The above map shows 8 of the Finno-Ugric Republics that have common Finnic language roots. Due to isolation from oneanother, however, their languages developed separately and acquired different loan words. For example, the Finns say "terve" (health) "hello," while the Mari say "salam." Interestingly, the further north and west one goes, the closer the language resembles Finnish, while the southern languages, whether in the Baltic or Urals, are more unintelligable. Presumeably, this is due to influence from southern contact, while this is minimized in the north.

The Finnish tribes were often distinguished from their Slavic neighbors by their cleanliness. The Mari, for example, had a custom of wearing sparkling clean off-white clothes. Slavs moving into the villages brought hard liquor and were accepted for awhile until their friends and relatives moved in bringing gifts of vodka. Booze and Finns do not mix well, and the Slavs in the village were soon shunned. But their presence was to become more and more permanent as their quest for riches expanded ever further north. It reminds one of the tactics used in the American west, right down to the inevitable scorched earth policies of the invading armies of the Czars. Genocide was widespread, and The Plague was given as the official reason for deaths.

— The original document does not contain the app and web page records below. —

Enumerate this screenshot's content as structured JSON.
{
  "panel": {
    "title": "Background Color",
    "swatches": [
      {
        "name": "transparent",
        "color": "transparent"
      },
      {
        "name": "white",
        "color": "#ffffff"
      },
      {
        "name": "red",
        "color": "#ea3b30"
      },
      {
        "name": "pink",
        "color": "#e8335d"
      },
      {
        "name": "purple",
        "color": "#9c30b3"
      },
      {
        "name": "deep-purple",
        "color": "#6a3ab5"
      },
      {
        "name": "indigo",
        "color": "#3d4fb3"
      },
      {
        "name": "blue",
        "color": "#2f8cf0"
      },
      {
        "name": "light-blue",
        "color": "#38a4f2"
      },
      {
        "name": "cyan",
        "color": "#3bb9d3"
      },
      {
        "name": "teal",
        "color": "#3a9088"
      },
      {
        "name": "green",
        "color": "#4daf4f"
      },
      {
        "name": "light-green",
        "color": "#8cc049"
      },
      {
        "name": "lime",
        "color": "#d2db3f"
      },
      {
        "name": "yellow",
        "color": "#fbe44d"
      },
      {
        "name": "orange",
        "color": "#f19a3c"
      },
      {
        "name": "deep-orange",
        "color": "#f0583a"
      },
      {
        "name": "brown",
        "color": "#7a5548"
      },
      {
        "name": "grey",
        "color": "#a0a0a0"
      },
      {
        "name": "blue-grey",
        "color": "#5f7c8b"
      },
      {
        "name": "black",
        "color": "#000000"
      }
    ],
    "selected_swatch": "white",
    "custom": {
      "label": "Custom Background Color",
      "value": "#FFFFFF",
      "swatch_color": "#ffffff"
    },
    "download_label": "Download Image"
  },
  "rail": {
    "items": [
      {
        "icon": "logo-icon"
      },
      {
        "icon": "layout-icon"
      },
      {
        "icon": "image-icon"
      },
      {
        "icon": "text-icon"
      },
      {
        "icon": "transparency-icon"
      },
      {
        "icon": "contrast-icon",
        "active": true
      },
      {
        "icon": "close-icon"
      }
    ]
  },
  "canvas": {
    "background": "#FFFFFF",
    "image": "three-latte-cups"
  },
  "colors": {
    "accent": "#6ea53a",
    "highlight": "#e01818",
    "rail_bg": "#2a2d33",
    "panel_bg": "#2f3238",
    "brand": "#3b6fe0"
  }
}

For these reasons northern people began leaving their villages; if they weren't killed by their Slav "friends" then the army took care of it. Eventually populations just moved away. Taxation became a problem too, and unless you converted to the Russian Orthodox Church, your taxes were much higher. You were essentially an outsider if you didn't convert. The Mari (Cheremises, Volga Finns) refused for a long time and a long period of war existed between Mari and the Czar's armies. With boozing Slavs in the village, there could be no peace. As the map shows, the Finns were driven east, north and west, and the Republics they formed in Russia were isolated from one another - a form of divide and conquer.